* WORK INSTRUCTIONS *
From the entries below, determine the number of lines that contain "bonus". Give that number by itself.

* DATASET EXCERPTS *
---
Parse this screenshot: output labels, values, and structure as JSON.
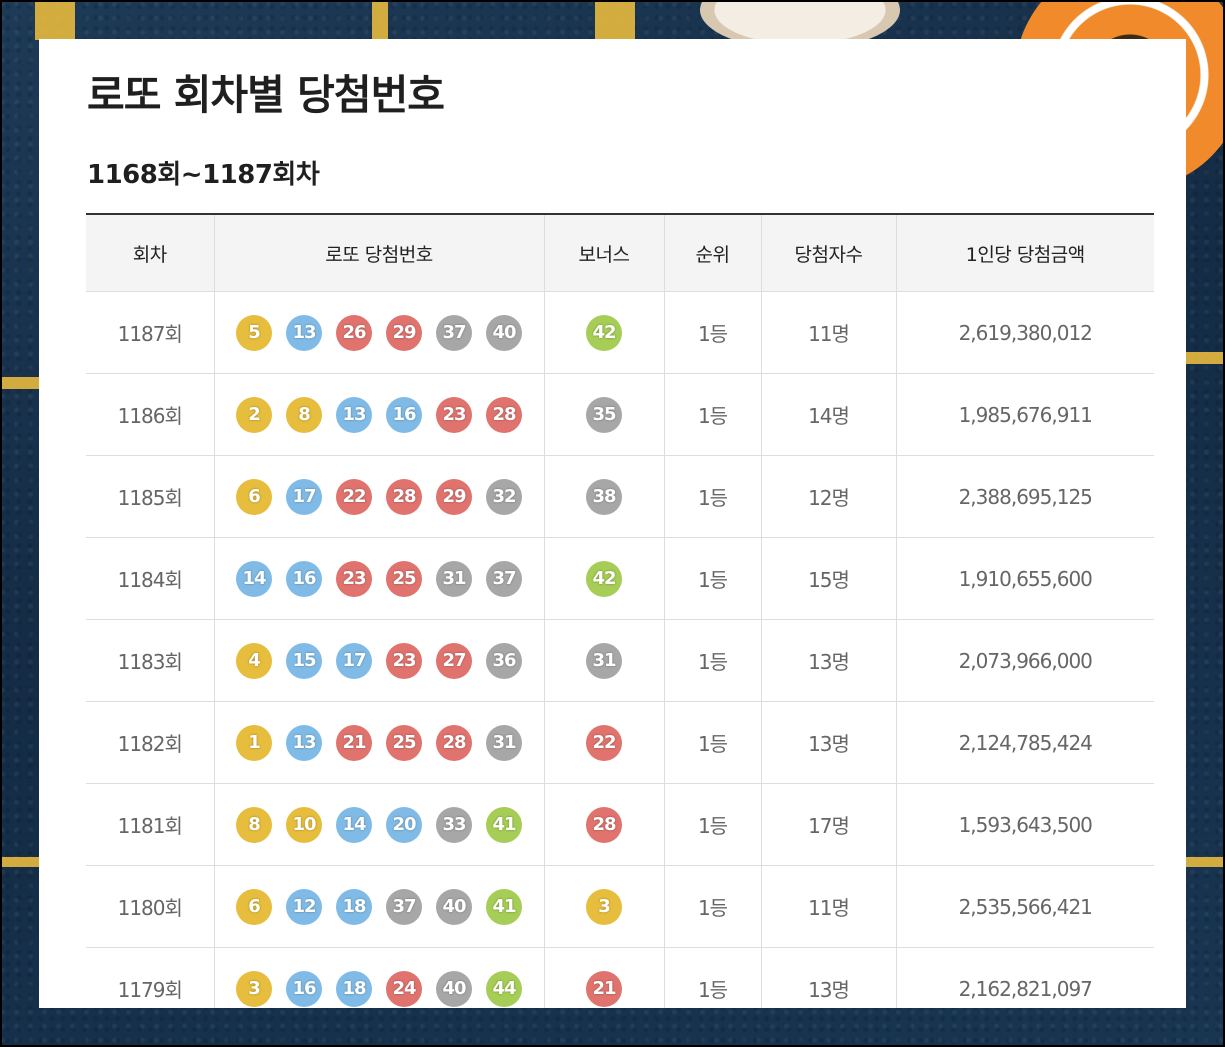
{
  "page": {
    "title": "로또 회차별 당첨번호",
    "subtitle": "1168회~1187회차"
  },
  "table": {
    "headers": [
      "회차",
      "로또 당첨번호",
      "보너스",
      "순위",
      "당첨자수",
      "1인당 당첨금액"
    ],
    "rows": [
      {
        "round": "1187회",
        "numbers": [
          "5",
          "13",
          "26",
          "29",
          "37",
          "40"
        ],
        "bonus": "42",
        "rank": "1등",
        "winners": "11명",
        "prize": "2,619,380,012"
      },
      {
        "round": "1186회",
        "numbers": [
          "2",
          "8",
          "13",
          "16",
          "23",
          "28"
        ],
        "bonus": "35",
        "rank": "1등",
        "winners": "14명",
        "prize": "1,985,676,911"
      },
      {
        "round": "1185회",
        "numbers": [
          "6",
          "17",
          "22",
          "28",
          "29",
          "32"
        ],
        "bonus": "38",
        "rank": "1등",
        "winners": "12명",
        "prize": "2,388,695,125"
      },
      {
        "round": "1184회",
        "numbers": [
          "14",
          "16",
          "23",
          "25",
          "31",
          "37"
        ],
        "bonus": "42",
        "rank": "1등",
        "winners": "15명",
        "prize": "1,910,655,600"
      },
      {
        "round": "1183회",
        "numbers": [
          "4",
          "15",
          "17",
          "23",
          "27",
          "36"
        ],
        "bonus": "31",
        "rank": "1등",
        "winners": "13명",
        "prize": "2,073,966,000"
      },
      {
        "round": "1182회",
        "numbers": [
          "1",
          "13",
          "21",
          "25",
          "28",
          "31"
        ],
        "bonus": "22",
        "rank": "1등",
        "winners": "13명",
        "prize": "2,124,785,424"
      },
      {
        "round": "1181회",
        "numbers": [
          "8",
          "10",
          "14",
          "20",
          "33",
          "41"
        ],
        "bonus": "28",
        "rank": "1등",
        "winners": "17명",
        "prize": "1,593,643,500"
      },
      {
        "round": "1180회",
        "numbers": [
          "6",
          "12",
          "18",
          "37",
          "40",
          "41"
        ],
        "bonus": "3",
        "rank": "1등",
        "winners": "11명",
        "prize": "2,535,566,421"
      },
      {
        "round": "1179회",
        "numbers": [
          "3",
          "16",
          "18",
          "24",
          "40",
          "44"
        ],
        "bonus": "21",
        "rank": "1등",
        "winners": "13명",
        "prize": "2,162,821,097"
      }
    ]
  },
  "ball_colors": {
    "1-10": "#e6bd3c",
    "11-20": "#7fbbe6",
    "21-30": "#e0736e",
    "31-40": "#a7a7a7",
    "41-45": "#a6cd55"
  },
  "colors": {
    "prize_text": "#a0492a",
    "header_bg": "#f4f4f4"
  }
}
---
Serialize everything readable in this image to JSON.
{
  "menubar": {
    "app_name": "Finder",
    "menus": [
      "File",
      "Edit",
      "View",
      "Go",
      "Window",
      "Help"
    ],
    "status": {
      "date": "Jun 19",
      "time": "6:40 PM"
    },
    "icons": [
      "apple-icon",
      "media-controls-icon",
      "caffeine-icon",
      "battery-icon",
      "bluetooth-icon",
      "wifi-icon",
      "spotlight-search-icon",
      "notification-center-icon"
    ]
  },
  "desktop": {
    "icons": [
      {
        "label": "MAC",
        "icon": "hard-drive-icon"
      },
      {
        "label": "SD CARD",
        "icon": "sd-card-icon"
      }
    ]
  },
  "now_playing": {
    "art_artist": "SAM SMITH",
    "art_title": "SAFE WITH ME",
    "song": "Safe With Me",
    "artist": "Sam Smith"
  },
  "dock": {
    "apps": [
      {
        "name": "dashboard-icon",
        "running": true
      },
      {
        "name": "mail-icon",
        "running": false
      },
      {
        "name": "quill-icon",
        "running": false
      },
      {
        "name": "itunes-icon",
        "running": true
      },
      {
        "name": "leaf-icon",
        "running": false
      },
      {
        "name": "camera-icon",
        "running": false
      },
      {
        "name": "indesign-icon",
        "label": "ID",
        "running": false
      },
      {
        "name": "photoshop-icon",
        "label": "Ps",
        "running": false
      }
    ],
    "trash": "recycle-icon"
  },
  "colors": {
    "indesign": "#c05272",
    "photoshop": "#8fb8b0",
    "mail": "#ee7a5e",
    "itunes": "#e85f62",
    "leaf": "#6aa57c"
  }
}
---
* FINISHED EXERCISE *
9